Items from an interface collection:

********

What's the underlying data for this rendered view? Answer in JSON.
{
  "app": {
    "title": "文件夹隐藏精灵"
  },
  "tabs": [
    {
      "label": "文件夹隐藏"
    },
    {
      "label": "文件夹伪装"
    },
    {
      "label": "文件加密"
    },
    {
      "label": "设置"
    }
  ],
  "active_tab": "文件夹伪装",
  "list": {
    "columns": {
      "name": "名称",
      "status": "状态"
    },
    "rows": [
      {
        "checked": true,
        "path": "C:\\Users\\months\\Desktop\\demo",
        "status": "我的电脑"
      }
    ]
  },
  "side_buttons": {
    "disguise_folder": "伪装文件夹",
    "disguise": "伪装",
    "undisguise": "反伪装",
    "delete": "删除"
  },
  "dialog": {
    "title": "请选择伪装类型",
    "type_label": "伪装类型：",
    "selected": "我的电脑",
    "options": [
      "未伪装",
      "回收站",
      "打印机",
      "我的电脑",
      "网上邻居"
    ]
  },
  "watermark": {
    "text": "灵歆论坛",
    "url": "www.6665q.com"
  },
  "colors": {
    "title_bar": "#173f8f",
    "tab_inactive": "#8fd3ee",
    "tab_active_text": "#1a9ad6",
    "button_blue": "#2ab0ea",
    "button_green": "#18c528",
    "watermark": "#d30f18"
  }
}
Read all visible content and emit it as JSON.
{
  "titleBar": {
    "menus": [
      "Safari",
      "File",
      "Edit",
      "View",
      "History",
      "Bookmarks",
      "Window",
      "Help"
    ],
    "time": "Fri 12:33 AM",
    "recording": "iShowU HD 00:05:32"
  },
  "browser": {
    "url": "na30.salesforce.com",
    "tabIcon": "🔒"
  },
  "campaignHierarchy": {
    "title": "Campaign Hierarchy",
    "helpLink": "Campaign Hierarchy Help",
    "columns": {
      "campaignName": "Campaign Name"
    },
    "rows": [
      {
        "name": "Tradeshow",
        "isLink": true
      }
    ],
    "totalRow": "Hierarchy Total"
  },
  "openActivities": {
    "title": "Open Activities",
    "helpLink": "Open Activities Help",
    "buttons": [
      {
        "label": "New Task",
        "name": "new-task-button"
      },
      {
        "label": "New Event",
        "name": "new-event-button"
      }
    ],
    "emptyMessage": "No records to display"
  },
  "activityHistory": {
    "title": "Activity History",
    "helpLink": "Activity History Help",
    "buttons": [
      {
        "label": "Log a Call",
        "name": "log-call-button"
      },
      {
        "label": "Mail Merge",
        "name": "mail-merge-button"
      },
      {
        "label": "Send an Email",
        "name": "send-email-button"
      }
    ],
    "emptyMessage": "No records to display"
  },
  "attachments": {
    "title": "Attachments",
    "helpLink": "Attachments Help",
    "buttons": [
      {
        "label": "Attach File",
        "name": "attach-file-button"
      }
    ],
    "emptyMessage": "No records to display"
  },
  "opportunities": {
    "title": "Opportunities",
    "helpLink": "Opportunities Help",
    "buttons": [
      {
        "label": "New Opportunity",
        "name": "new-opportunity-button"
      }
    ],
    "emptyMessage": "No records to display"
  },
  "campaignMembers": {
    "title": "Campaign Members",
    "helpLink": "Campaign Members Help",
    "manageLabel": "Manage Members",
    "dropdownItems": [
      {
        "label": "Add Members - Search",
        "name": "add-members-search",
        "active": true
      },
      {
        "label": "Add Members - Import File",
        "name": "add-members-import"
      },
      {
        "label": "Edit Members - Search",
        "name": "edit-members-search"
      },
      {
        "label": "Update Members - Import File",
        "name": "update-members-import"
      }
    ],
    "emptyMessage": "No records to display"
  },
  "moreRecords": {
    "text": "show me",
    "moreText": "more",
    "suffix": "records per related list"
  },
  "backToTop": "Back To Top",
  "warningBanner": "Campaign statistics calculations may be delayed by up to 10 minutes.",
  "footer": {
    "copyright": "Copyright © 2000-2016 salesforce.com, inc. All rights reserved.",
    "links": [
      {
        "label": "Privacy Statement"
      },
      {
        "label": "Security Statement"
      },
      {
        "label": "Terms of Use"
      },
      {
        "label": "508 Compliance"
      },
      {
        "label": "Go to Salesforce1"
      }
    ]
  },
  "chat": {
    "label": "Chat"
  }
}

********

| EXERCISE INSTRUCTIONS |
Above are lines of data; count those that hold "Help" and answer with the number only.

| FINISHED TASK |
7